This long preamble is a preface for a comparison that struck me this morning while writing. Don DeLillo’s White Noise (1985) features prominently in my reading of toxic fear in the 1980s. Not just because of the book’s “toxic airborne event,” which throws DeLillo’s narrative into chaos, but because of its funny, poignant, and deliberate descriptions of American culture run adrift. His final paragraph is wonderful (apologies for the poor reading):
I’m especially fond of White Noise, so its inclusion in my work is a special pleasure and a personal conceit. And while I am no literary scholar and only a “reforming” American historian, it’s hardly my place to claim that it is a definite candidate as one the great American novels, even if only for the moment in which it was written. I’m not alone, of course: White Noise was awarded the National Book Award for 1985. But I think it also holds up especially well.
DeLillo’s conclusion also put me in mind of another favourite concluding paragraph, this one from Jack Kerouac’s On the Road (1957), which I read over and over when I first discovered Kerouac more than twenty years ago:

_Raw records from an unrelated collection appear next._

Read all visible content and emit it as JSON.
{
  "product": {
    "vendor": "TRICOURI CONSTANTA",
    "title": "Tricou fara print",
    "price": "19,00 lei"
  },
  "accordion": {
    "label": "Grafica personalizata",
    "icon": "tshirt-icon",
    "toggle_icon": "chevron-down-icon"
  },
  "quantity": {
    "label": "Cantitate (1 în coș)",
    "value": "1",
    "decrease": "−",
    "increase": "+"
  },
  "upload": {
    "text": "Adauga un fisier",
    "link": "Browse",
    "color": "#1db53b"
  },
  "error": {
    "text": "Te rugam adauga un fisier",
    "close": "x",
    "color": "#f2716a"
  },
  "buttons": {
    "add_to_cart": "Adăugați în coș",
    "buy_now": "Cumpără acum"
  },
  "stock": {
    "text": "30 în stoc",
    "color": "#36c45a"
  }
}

I don’t want to make a meal of the comparison, but I was struck by the disparate tones of hope and despair—or sad promise (Kerouac) and numbed satire (DeLillo). The youthful energy of On the Road contrasts with the implicit defeat of DeLillo’s America almost thirty years later. Of course, no one needed to wait thirty years: in Kerouac’s Big Sur (1962), Cody Pomeranz and Lorenzo Monsanto chop down trees. Cody, the vivacious reincarnation of Neal Cassady, formerly On the Road‘s Dean Moriarty, lays into his axe with gusto. The older Monsanto is slower, more deliberate. His tree falls first.
The road and the grocery store aisle as windows to knowledge and sustenance offer polar opposites to the American experience. What happened? Kerouac was writing at the dawn of the 1960s, an “age of contradiction,” as historian Howard Brick has contended. Brick’s chapter titles outline the coming tensions: this was a decade marked by knowledge and ideology; authenticity and artifice; community and mass society; systems and the distrust of order; peace and violence. Kerouac’s sunset in On the Road is also evening in an America bent on conformity. The 1960s would be loud. But DeLillo’s 1980s would be quite different again. In contrast to an age of contradiction, the historian Daniel T. Rodgers examined the last quarter of the twentieth century and described an “age of fracture.” The social, moral, and economic boundaries that defined previous American generations lost concrete definition, creating a certain ambivalence that trades on a new chapter of American exceptionalism—and, indeed, postmodernism, where scepticism towards metanarratives, heightened superficiality, and consumerism reign supreme. Which is very much the world of White Noise.
On the one hand, the lazy point to make is how these two literary conclusions suggest a dissolution of the American dream. But there is also a fascinating expression of the American sadness described some years later by David Foster Wallace in The Infinite Jest (1996). I need to do more to situate toxic fear within this grander context, but uncertainty, changing risk perceptions, and widespread fear are consistent with many of the cultural themes Rodgers sees in his age of fracture.